▶ PROMPT
When a line of the entries contains the word "caption", report that line.

MATERIAL FOR THIS TASK: Begin

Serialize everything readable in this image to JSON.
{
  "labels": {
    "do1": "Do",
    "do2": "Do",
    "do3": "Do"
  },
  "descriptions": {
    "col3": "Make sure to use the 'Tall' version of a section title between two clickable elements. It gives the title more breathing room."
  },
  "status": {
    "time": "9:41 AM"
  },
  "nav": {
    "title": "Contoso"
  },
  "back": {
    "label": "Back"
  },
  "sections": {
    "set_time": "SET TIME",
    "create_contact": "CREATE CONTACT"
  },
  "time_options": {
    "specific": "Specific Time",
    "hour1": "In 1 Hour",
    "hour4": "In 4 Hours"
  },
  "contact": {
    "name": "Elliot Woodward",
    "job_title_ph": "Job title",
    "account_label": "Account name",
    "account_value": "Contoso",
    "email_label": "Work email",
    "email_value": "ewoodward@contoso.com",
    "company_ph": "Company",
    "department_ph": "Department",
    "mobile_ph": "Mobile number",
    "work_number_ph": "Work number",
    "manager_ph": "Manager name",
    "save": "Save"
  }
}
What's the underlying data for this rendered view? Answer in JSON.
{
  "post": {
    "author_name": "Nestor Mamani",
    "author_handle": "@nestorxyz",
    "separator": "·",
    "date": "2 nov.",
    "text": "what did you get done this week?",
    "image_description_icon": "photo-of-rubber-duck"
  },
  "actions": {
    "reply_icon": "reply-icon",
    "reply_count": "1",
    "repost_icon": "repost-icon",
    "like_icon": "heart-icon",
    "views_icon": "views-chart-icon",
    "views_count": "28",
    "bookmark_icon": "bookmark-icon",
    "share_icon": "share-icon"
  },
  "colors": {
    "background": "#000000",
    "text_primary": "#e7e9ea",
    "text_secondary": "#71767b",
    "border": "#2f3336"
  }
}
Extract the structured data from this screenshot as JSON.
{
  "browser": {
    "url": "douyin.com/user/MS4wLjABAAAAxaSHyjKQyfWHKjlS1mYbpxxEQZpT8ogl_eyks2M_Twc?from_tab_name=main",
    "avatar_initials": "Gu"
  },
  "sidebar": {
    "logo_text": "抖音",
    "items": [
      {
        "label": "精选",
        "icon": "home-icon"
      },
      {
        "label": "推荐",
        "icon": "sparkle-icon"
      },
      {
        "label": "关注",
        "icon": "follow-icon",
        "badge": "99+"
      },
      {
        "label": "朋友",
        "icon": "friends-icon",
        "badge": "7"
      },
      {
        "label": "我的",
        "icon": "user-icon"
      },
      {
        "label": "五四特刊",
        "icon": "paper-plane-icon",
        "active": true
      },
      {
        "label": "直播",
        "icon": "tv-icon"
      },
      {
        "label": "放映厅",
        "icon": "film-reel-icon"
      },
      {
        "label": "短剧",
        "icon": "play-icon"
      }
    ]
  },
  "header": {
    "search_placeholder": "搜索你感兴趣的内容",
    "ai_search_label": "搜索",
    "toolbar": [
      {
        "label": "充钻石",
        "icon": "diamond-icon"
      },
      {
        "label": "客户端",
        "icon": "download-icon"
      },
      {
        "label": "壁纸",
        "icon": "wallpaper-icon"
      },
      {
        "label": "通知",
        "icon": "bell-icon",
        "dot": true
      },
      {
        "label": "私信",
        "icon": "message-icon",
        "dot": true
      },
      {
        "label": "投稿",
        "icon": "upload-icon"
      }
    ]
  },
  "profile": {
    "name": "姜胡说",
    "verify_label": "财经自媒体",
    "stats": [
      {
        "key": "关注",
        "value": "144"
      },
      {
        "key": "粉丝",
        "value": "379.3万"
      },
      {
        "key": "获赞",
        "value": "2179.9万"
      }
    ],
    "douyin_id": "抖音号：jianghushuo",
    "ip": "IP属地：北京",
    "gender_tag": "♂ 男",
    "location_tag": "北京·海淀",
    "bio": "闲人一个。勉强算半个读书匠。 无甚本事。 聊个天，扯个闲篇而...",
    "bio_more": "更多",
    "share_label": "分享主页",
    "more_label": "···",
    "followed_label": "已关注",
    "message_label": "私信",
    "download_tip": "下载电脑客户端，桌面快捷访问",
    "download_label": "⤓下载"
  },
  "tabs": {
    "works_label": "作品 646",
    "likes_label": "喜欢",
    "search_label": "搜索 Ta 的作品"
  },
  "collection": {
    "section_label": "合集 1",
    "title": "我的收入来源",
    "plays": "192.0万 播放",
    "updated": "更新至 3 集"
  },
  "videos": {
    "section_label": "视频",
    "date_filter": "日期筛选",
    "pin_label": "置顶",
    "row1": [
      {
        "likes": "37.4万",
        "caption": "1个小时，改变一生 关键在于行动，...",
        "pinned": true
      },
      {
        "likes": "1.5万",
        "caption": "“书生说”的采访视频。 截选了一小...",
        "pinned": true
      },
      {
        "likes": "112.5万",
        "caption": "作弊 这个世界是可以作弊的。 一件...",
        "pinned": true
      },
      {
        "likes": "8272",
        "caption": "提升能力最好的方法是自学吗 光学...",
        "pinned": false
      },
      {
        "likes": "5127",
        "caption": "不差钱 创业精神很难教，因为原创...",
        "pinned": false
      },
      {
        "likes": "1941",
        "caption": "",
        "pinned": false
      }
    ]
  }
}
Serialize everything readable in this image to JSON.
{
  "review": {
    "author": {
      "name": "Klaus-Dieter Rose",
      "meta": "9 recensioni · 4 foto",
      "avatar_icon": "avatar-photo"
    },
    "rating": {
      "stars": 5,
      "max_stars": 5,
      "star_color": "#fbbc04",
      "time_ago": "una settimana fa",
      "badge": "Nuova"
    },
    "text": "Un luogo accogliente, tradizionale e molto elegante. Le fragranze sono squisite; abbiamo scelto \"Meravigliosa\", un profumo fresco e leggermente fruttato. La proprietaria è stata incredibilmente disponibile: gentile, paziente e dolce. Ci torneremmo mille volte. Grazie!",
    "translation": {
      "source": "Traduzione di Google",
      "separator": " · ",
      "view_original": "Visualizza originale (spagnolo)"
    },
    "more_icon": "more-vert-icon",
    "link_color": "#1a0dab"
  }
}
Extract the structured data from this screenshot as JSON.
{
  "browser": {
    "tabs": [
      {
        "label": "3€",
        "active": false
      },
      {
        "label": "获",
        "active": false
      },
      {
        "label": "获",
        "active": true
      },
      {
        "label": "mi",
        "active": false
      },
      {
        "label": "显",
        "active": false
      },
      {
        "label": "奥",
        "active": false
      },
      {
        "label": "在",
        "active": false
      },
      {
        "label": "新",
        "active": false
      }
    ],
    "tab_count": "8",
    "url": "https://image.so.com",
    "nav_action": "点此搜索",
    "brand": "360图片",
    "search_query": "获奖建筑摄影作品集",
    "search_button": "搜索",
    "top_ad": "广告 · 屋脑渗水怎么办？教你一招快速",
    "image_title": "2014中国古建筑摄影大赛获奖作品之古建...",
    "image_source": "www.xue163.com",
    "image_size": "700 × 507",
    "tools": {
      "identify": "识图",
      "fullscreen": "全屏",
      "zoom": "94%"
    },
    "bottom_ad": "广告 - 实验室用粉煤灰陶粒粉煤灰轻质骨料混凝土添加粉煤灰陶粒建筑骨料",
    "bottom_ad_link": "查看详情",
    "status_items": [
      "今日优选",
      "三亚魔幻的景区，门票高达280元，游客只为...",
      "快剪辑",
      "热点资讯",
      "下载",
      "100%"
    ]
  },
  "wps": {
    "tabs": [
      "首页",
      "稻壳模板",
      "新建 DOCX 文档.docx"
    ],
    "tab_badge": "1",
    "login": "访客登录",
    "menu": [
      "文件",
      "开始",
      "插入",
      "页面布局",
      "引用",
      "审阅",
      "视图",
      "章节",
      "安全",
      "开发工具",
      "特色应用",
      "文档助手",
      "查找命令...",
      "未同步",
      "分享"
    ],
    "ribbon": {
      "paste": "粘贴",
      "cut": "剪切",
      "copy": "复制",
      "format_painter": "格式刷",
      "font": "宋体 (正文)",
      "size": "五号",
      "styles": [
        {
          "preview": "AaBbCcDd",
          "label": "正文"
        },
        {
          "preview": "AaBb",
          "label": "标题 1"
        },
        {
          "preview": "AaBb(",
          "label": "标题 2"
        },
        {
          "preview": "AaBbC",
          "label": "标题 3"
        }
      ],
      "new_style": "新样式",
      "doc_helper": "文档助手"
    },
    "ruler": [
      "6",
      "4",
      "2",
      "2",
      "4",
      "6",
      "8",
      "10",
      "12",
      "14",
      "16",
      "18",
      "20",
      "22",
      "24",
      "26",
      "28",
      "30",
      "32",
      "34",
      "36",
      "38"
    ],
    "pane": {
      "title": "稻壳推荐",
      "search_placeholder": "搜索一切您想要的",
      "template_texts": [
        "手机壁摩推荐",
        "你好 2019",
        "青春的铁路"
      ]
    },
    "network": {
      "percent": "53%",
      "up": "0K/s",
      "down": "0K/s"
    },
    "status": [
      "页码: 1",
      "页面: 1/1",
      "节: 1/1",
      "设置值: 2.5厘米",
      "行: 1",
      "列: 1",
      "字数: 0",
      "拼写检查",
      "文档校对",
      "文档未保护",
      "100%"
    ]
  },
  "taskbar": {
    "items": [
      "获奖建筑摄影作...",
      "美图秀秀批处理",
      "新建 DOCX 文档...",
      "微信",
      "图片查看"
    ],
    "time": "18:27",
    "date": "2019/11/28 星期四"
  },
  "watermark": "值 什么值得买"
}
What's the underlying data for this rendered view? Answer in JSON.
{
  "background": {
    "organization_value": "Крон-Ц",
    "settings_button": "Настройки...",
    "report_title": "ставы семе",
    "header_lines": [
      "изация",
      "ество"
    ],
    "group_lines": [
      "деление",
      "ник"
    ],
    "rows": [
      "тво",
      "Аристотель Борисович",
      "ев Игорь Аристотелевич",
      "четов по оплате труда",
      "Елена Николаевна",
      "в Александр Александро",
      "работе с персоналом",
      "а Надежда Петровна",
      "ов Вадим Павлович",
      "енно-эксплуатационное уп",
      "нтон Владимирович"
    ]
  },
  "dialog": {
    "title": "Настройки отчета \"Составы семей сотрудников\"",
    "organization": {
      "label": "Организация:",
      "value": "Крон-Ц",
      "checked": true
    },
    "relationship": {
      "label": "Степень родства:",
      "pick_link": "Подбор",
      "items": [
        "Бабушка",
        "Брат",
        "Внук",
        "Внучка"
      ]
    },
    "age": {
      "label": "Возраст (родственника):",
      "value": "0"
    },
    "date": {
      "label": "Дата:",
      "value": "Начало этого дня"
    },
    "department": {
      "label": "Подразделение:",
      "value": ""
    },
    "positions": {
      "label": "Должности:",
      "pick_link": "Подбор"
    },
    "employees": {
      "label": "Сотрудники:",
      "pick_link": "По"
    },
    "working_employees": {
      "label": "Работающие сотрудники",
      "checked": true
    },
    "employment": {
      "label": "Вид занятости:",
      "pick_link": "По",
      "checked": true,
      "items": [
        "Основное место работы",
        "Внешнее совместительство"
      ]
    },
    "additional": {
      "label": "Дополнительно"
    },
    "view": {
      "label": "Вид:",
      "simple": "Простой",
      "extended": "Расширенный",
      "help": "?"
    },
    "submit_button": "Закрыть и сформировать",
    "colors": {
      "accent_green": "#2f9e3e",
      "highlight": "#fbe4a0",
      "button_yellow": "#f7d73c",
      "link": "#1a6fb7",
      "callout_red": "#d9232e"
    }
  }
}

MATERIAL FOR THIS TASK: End

▶ RESPONSE AREA
        "caption": "1个小时，改变一生 关键在于行动，...",
        "caption": "“书生说”的采访视频。 截选了一小...",
        "caption": "作弊 这个世界是可以作弊的。 一件...",
        "caption": "提升能力最好的方法是自学吗 光学...",
        "caption": "不差钱 创业精神很难教，因为原创...",
        "caption": "",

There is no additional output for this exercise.